= Beginning of Section =

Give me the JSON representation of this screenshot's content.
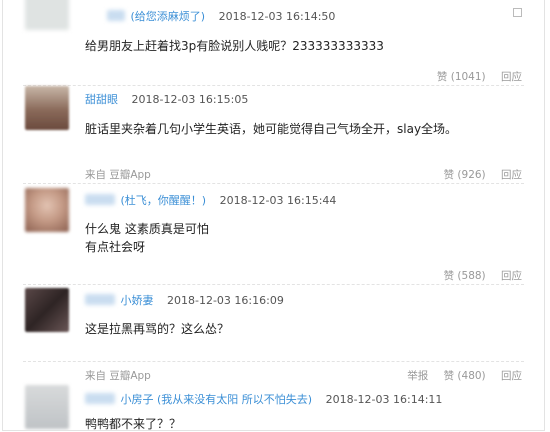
{
  "comments": [
    {
      "user_note": "(给您添麻烦了)",
      "time": "2018-12-03 16:14:50",
      "text_lines": [
        "给男朋友上赶着找3p有脸说别人贱呢？233333333333"
      ],
      "source": "",
      "report": "",
      "like": "赞 (1041)",
      "reply": "回应",
      "avatar_color": "#dfe3e2"
    },
    {
      "username": "甜甜眼",
      "time": "2018-12-03 16:15:05",
      "text_lines": [
        "脏话里夹杂着几句小学生英语，她可能觉得自己气场全开，slay全场。"
      ],
      "source": "来自 豆瓣App",
      "report": "",
      "like": "赞 (926)",
      "reply": "回应",
      "avatar_color": "#8a6a5a"
    },
    {
      "user_note": "(杜飞，你醒醒！)",
      "time": "2018-12-03 16:15:44",
      "text_lines": [
        "什么鬼 这素质真是可怕",
        "有点社会呀"
      ],
      "source": "",
      "report": "",
      "like": "赞 (588)",
      "reply": "回应",
      "avatar_color": "#c49a86"
    },
    {
      "username": "小娇妻",
      "time": "2018-12-03 16:16:09",
      "text_lines": [
        "这是拉黑再骂的？这么怂？"
      ],
      "source": "",
      "report": "",
      "like": "",
      "reply": "",
      "avatar_color": "#3a3030"
    },
    {
      "username": "小房子",
      "user_note": "(我从来没有太阳 所以不怕失去)",
      "time": "2018-12-03 16:14:11",
      "text_lines": [
        "鸭鸭都不来了？？"
      ],
      "source": "来自 豆瓣App",
      "report": "举报",
      "like": "赞 (480)",
      "reply": "回应",
      "avatar_color": "#bfc3c6"
    }
  ]
}
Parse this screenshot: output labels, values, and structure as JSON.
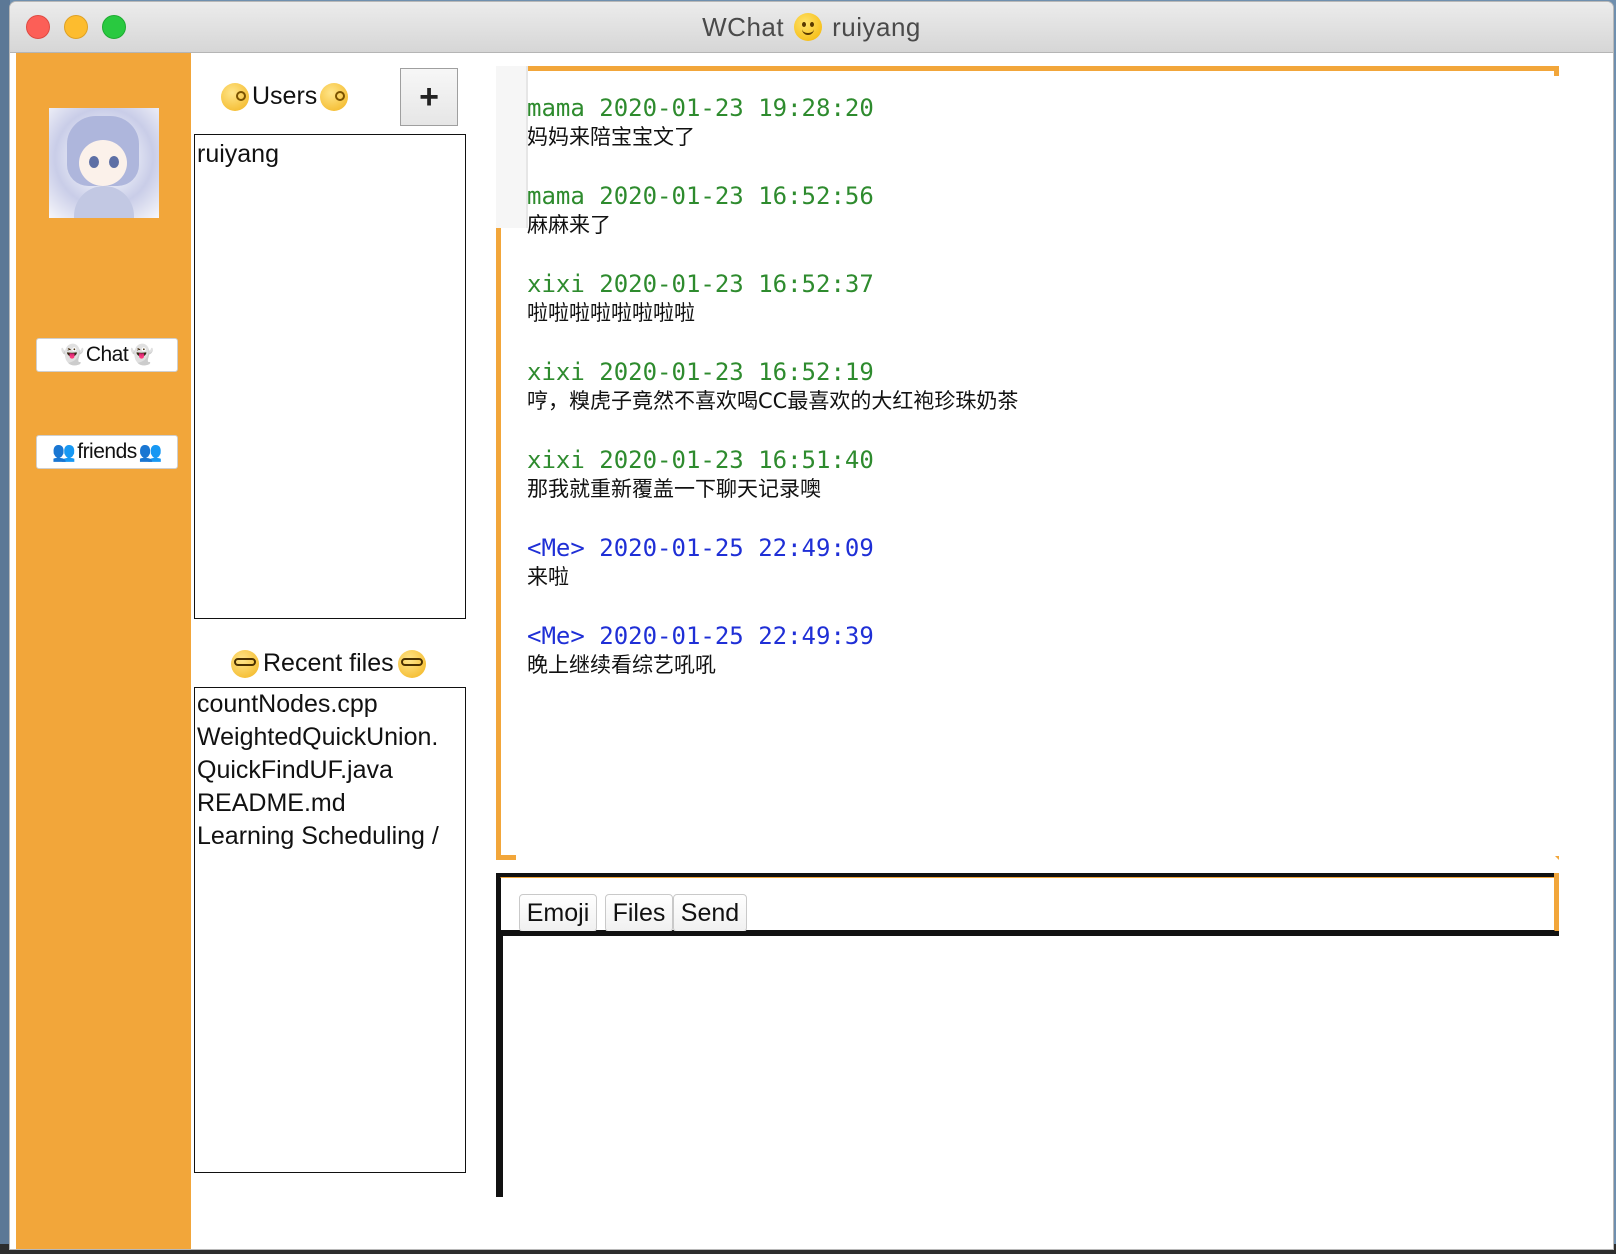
{
  "window": {
    "title_app": "WChat",
    "title_user": "ruiyang"
  },
  "sidebar": {
    "chat_label": "Chat",
    "friends_label": "friends",
    "accent_color": "#f2a63a"
  },
  "users": {
    "header": "Users",
    "add_label": "+",
    "items": [
      "ruiyang"
    ]
  },
  "files": {
    "header": "Recent files",
    "items": [
      "countNodes.cpp",
      "WeightedQuickUnion.",
      "QuickFindUF.java",
      "README.md",
      "Learning Scheduling /"
    ]
  },
  "messages": [
    {
      "sender": "mama",
      "time": "2020-01-23 19:28:20",
      "text": "妈妈来陪宝宝文了",
      "me": false
    },
    {
      "sender": "mama",
      "time": "2020-01-23 16:52:56",
      "text": "麻麻来了",
      "me": false
    },
    {
      "sender": "xixi",
      "time": "2020-01-23 16:52:37",
      "text": "啦啦啦啦啦啦啦啦",
      "me": false
    },
    {
      "sender": "xixi",
      "time": "2020-01-23 16:52:19",
      "text": "哼，糗虎子竟然不喜欢喝CC最喜欢的大红袍珍珠奶茶",
      "me": false
    },
    {
      "sender": "xixi",
      "time": "2020-01-23 16:51:40",
      "text": "那我就重新覆盖一下聊天记录噢",
      "me": false
    },
    {
      "sender": "<Me>",
      "time": "2020-01-25 22:49:09",
      "text": "来啦",
      "me": true
    },
    {
      "sender": "<Me>",
      "time": "2020-01-25 22:49:39",
      "text": "晚上继续看综艺吼吼",
      "me": true
    }
  ],
  "compose": {
    "emoji_label": "Emoji",
    "files_label": "Files",
    "send_label": "Send",
    "input_value": ""
  }
}
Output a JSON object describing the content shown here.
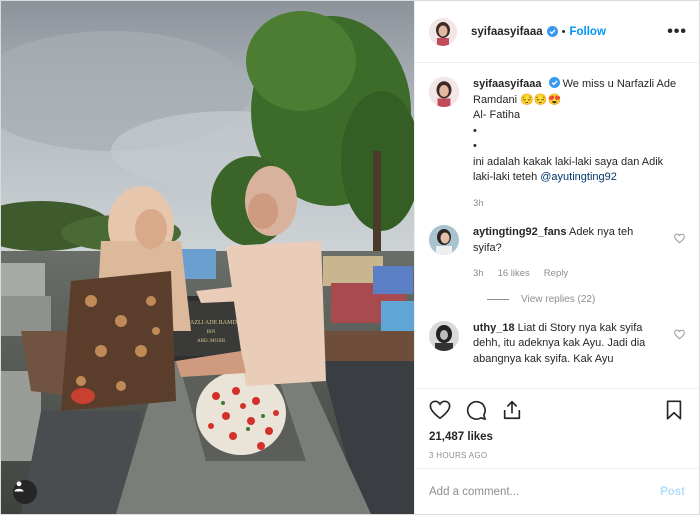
{
  "post": {
    "username": "syifaasyifaaa",
    "follow_label": "Follow",
    "more_label": "•••",
    "caption": {
      "username": "syifaasyifaaa",
      "line1": "We miss u Narfazli Ade Ramdani 😔😔😍",
      "line2": "Al- Fatiha",
      "bullet1": "•",
      "bullet2": "•",
      "line3": "ini adalah kakak laki-laki saya dan Adik laki-laki teteh",
      "mention": "@ayutingting92",
      "time": "3h"
    },
    "comments": [
      {
        "username": "aytingting92_fans",
        "text": "Adek nya teh syifa?",
        "time": "3h",
        "likes": "16 likes",
        "reply_label": "Reply",
        "view_replies": "View replies (22)"
      },
      {
        "username": "uthy_18",
        "text": "Liat di Story nya kak syifa dehh, itu adeknya kak Ayu. Jadi dia abangnya kak syifa. Kak Ayu dah ...(Liat di Story nya kak syifa)",
        "text_visible": "Liat di Story nya kak syifa dehh, itu adeknya kak Ayu. Jadi dia abangnya kak syifa. Kak Ayu"
      }
    ],
    "likes_count": "21,487 likes",
    "time_ago": "3 HOURS AGO",
    "comment_placeholder": "Add a comment...",
    "post_label": "Post",
    "tombstone_text": {
      "line1": "NARFAZLI ADE RAMDANI",
      "line2": "BIN",
      "line3": "ABD. MOJIB"
    }
  },
  "colors": {
    "link_blue": "#0095f6",
    "mention": "#00376b",
    "muted": "#8e8e8e",
    "border": "#efefef"
  },
  "icons": {
    "verified": "verified-badge-icon",
    "heart": "heart-icon",
    "comment": "comment-icon",
    "share": "share-icon",
    "save": "bookmark-icon",
    "user_tag": "user-tag-icon"
  }
}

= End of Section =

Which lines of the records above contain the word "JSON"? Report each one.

Give me the JSON representation of this screenshot's content.
Parse this screenshot: output labels, values, and structure as JSON.
Output a JSON object describing the content shown here.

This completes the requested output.